### [DATA TO EXAMINE]
---+---
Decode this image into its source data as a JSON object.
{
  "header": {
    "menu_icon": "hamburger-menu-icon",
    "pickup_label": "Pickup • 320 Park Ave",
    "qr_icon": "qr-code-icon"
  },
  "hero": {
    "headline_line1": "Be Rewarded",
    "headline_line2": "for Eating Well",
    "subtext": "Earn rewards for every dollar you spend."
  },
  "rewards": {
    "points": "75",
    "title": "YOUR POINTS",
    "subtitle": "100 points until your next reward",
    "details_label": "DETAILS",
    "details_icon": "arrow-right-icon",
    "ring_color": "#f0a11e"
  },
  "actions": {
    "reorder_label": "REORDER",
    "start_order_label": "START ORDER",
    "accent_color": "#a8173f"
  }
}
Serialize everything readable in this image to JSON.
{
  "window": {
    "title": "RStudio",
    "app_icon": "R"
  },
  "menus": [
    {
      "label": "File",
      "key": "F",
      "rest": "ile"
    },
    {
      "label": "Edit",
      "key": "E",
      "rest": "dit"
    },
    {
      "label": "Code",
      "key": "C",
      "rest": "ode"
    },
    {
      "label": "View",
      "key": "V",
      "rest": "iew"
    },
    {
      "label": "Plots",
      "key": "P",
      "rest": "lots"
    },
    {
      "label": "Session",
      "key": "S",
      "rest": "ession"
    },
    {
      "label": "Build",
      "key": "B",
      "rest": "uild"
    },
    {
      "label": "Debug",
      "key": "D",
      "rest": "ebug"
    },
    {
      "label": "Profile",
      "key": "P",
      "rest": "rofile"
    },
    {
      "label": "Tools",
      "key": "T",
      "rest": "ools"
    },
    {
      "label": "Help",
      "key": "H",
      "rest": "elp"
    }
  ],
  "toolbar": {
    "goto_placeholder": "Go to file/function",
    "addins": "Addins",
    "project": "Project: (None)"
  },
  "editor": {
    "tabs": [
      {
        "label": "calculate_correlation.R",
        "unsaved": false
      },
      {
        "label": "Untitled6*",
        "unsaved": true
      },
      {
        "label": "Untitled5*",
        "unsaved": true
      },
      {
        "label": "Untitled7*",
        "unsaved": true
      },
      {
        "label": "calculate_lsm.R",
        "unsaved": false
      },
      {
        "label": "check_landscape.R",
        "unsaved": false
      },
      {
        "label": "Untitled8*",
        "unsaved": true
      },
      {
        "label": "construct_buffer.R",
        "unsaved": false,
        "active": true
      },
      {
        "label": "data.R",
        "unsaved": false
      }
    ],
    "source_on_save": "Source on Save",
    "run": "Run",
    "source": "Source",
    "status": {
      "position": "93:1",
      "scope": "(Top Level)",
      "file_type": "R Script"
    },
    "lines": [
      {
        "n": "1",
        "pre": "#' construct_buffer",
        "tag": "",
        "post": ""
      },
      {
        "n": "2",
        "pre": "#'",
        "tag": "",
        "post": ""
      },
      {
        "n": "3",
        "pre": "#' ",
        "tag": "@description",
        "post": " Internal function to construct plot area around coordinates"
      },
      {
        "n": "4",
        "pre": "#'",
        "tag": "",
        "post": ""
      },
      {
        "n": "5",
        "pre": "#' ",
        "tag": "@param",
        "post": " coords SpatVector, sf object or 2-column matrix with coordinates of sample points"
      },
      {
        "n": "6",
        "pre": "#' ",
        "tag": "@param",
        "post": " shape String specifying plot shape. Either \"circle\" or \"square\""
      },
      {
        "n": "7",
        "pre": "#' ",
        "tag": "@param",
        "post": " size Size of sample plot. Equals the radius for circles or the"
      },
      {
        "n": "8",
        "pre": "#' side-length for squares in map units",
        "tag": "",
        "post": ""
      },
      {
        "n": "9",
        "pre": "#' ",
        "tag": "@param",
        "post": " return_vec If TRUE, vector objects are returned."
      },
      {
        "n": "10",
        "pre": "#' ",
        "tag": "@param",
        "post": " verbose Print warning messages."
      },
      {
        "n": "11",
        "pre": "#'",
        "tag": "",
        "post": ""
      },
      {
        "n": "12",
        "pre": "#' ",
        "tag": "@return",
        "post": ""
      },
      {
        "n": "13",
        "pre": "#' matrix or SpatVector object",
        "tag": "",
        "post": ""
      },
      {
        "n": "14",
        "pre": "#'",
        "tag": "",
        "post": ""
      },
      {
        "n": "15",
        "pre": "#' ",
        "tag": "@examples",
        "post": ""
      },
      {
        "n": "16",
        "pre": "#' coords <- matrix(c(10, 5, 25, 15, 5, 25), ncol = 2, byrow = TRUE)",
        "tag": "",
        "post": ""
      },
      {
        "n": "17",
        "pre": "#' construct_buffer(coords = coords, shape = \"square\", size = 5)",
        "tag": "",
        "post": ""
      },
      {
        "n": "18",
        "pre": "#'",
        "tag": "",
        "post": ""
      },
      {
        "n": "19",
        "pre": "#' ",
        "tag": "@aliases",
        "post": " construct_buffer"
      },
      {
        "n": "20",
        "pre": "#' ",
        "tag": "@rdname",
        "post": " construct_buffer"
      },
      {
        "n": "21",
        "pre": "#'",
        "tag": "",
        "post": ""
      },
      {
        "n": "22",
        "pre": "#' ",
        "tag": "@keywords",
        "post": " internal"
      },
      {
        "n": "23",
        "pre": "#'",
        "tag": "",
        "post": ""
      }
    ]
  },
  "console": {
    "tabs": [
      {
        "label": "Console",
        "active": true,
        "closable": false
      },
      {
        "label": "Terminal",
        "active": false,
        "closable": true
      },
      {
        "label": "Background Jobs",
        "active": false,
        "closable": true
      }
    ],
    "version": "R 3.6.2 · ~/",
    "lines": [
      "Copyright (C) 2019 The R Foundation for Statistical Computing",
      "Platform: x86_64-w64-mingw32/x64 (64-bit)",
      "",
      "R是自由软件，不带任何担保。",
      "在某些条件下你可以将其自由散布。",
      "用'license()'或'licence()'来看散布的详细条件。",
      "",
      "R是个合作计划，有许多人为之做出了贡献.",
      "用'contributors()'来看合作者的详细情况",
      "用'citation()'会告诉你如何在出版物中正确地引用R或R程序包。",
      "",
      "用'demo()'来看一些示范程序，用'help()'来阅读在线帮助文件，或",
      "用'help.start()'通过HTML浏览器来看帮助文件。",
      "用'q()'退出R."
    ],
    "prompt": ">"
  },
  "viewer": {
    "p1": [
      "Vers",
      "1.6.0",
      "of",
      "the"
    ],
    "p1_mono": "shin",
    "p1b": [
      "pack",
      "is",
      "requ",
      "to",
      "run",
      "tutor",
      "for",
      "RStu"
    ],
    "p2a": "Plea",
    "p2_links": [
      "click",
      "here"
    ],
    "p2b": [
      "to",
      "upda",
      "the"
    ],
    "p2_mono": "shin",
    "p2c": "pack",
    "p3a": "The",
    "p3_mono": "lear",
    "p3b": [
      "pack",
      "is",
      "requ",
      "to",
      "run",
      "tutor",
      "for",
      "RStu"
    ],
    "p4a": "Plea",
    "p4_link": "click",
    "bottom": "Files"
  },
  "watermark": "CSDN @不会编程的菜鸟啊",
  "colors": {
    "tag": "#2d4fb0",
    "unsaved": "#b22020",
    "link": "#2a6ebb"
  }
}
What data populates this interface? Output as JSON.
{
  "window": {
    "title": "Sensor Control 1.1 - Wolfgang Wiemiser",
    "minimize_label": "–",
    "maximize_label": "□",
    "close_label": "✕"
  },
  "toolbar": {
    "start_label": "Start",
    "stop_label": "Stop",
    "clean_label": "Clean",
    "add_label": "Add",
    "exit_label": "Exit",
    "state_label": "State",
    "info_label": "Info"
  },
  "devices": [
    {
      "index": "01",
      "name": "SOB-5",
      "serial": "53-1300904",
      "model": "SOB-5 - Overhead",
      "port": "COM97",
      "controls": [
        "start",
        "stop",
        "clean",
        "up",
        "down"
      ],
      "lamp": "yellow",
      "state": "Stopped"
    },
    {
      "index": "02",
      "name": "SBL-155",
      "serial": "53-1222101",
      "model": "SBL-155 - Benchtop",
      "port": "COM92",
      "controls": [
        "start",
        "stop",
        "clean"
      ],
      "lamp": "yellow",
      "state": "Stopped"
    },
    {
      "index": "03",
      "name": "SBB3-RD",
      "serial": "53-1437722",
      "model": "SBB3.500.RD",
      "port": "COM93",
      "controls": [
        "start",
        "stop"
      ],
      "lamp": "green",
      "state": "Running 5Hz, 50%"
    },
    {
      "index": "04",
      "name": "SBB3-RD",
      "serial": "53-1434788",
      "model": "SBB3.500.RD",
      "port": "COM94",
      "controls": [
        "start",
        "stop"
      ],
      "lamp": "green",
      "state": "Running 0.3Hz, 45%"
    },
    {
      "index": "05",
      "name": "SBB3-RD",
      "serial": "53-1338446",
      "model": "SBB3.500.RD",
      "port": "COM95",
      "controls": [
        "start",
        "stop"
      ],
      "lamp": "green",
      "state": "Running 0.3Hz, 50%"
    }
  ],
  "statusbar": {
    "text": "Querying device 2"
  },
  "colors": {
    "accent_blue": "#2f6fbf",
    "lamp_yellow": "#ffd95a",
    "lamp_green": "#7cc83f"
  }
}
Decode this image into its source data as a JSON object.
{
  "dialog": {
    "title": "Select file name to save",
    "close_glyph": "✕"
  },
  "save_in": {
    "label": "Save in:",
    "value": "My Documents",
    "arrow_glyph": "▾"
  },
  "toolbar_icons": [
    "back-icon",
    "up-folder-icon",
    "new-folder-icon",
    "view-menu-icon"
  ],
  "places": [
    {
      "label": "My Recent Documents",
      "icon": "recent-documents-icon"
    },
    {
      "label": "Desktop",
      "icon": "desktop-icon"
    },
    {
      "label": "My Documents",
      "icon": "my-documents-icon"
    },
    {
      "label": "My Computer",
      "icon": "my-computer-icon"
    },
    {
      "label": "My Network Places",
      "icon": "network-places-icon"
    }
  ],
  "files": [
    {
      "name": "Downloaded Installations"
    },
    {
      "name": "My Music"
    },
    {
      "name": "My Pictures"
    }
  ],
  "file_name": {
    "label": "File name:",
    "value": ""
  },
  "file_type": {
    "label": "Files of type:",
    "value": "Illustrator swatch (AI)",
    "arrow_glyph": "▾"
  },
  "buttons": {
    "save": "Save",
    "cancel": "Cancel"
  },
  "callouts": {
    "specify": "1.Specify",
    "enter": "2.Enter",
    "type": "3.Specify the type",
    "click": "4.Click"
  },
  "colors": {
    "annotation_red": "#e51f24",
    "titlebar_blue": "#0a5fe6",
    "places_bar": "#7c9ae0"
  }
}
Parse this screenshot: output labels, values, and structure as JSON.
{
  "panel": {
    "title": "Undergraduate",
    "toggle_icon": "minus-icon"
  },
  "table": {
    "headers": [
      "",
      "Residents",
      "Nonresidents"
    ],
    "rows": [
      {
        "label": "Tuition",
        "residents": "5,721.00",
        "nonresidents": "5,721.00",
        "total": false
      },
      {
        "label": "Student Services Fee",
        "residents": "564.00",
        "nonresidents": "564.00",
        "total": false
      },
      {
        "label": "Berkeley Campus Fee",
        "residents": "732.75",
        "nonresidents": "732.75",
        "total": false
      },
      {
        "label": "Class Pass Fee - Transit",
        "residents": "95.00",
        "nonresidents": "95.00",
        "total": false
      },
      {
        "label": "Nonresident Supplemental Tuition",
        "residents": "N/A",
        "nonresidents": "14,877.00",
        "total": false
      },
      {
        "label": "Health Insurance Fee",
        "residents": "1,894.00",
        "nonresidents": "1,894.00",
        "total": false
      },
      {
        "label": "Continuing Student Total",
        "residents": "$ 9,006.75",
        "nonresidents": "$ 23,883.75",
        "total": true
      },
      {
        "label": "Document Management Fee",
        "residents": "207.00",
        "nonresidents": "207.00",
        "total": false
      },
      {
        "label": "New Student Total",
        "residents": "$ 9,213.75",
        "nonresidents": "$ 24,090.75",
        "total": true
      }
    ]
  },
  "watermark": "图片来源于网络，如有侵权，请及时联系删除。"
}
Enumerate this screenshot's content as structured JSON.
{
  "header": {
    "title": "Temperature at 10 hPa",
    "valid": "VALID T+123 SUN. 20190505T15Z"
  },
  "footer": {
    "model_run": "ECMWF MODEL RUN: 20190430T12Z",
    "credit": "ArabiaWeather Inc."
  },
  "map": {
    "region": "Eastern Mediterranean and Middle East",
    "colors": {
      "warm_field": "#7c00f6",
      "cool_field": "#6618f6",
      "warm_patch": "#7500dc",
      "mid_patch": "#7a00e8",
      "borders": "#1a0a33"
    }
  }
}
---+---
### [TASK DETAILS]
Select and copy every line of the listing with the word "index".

### [SOLVED EXERCISE]
      "index": "01",
      "index": "02",
      "index": "03",
      "index": "04",
      "index": "05",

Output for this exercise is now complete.